[EXCERPTED DATA — start]

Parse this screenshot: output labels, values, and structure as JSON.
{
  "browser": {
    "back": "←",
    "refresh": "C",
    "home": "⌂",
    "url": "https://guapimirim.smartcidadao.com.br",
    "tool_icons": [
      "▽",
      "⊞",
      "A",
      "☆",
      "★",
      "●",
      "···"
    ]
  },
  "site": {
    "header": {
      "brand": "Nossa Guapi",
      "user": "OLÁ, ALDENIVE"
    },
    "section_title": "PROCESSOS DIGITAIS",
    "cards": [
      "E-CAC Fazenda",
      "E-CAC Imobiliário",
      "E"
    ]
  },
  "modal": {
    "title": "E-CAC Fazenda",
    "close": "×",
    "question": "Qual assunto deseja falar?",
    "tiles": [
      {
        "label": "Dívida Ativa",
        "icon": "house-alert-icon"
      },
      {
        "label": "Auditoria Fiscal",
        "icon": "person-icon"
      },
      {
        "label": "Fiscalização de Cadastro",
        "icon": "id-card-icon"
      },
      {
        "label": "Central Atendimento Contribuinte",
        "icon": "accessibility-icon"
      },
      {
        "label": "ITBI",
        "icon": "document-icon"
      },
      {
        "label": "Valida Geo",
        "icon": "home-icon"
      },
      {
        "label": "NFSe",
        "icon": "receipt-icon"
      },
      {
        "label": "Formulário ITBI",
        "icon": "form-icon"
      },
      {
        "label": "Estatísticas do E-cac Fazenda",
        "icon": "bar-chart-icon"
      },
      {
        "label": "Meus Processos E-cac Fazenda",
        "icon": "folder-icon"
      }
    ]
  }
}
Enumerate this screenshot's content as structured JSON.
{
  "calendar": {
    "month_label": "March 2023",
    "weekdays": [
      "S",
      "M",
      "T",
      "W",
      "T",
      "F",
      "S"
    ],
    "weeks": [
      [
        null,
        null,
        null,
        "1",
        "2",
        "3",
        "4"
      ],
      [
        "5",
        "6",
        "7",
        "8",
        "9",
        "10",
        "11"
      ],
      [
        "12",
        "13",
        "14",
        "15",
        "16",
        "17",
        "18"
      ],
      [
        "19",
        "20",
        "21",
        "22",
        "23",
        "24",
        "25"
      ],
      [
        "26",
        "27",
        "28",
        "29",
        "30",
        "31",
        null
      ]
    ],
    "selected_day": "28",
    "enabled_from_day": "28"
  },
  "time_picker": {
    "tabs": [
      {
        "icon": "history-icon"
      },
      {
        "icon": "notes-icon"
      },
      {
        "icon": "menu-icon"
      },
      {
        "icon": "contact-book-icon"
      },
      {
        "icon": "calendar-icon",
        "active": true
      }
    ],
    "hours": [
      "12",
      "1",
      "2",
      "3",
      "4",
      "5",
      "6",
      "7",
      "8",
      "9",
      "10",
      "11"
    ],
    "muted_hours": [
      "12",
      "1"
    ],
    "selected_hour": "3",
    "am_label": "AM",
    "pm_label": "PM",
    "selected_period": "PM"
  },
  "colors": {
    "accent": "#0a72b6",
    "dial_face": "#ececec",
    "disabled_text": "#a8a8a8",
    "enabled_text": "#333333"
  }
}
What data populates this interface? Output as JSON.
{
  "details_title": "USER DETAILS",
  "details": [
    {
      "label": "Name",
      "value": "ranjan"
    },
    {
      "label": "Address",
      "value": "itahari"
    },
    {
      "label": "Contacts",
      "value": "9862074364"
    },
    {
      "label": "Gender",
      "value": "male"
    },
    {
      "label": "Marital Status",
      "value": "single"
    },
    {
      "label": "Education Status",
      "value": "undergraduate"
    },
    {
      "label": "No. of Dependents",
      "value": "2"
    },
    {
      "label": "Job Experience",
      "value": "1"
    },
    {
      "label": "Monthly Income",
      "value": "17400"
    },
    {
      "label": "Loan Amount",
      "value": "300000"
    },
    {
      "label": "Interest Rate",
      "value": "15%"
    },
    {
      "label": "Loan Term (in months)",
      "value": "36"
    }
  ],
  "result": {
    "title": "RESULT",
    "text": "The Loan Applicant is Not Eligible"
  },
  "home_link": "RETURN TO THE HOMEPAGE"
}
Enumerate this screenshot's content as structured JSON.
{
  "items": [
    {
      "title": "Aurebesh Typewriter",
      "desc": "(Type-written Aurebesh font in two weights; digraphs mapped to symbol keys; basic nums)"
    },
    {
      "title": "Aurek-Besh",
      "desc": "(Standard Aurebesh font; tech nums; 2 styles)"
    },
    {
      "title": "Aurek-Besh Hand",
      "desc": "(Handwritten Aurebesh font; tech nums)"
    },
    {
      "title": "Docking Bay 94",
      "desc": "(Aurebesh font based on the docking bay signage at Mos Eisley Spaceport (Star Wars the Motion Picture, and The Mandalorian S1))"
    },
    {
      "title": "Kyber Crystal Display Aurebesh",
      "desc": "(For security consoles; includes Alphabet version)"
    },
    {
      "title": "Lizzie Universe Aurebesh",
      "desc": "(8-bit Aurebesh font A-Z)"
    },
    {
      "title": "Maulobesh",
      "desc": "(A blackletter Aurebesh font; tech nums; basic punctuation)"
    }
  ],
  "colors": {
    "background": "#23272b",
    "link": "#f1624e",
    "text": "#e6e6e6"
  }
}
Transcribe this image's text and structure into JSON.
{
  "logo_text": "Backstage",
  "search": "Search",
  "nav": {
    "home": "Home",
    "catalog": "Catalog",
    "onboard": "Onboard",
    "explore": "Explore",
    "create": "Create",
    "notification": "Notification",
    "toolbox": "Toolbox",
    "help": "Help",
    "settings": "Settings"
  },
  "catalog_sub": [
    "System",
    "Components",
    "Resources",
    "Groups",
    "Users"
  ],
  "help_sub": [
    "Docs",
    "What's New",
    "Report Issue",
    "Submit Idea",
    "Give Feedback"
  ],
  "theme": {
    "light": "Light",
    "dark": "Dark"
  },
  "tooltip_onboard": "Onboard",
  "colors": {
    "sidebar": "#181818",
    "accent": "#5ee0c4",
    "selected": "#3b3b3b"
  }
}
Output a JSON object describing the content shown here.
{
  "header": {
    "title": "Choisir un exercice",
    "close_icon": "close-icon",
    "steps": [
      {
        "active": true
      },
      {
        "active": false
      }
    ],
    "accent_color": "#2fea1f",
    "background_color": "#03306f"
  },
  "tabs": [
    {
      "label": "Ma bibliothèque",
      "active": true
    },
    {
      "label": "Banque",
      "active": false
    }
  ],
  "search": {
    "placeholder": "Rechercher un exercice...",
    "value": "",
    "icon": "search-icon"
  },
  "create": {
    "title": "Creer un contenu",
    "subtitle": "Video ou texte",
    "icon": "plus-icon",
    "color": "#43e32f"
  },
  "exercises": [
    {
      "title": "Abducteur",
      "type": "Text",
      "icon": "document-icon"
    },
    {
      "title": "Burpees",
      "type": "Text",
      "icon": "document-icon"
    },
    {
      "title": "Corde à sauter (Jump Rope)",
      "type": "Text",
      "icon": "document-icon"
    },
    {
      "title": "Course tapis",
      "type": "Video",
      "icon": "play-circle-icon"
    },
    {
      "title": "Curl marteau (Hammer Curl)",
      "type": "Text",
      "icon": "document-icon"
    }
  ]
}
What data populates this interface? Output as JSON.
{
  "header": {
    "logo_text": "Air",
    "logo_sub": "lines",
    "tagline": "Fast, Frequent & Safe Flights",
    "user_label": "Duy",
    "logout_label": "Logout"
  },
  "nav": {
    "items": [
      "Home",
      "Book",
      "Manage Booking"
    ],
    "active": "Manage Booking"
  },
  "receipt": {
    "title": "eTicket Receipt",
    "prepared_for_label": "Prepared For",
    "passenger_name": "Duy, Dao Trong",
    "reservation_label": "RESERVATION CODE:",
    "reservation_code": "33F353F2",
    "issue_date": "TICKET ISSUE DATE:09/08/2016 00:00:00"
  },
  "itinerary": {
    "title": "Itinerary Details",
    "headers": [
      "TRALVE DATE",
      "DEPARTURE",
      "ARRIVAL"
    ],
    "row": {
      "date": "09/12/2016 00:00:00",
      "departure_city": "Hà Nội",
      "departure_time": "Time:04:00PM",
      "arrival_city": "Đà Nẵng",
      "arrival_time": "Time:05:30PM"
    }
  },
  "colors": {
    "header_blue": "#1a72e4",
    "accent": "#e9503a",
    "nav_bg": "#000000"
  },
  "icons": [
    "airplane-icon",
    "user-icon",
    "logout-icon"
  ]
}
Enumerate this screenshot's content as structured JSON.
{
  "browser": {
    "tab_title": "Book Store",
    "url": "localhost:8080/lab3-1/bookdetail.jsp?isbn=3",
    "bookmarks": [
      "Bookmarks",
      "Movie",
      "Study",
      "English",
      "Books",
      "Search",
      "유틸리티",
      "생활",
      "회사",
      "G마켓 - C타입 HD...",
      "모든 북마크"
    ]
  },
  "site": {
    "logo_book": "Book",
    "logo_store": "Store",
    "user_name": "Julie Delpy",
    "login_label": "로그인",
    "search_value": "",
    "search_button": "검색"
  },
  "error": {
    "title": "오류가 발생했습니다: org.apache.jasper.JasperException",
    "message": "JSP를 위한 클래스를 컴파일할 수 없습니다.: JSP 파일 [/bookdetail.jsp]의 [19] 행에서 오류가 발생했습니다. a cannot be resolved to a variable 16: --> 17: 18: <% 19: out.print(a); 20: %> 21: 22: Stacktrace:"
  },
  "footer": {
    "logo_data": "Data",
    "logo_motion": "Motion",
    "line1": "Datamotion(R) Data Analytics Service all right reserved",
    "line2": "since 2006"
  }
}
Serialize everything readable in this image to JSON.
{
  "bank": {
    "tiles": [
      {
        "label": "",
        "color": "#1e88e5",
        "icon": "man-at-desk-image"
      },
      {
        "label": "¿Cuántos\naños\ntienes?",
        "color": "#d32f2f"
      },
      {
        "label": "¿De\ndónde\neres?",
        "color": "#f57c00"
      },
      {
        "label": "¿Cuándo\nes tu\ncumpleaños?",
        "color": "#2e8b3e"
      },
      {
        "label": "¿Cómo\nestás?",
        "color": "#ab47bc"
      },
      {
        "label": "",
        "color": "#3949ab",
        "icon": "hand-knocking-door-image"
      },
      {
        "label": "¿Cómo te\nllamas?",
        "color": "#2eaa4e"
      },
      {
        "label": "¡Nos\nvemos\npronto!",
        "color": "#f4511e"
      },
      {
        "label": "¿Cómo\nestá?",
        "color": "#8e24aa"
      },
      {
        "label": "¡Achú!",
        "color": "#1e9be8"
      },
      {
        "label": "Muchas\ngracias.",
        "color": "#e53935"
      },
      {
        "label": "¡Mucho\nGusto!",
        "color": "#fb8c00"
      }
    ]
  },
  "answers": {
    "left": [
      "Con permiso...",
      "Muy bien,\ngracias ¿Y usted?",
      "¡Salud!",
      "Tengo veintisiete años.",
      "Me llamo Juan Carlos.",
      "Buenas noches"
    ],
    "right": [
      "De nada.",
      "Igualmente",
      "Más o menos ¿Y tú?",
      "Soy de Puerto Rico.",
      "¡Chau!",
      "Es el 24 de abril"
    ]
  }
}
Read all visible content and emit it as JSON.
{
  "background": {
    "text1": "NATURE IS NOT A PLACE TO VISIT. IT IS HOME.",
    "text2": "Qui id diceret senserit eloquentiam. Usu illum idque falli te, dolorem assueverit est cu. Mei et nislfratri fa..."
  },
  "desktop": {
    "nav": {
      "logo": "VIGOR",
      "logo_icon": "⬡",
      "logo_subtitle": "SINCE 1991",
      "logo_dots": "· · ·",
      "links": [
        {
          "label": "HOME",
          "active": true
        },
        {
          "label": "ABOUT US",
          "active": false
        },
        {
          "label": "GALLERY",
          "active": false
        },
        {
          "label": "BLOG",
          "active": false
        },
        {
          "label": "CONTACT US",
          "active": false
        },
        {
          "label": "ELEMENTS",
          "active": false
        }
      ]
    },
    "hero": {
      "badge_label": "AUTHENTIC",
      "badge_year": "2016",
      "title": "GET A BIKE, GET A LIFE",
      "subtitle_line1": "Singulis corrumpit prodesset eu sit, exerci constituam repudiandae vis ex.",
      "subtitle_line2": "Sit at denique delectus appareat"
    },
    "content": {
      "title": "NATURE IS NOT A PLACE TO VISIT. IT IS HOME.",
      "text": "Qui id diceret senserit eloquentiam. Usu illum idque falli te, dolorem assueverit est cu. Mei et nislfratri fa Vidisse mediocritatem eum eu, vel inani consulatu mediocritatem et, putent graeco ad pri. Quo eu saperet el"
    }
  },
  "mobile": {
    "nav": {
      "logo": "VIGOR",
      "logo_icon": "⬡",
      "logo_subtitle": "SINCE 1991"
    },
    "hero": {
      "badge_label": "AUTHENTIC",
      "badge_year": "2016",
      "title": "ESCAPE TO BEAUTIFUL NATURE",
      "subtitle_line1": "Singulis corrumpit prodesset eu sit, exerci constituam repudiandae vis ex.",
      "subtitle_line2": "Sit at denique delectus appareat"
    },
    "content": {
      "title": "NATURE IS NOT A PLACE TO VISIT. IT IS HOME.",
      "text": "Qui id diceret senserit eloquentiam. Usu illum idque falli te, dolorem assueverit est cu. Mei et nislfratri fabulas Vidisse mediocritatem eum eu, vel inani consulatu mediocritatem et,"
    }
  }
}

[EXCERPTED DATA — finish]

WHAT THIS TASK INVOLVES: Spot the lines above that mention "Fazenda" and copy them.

COMPLETED EXERCISE:
      "E-CAC Fazenda",
    "title": "E-CAC Fazenda",
        "label": "Estatísticas do E-cac Fazenda",
        "label": "Meus Processos E-cac Fazenda",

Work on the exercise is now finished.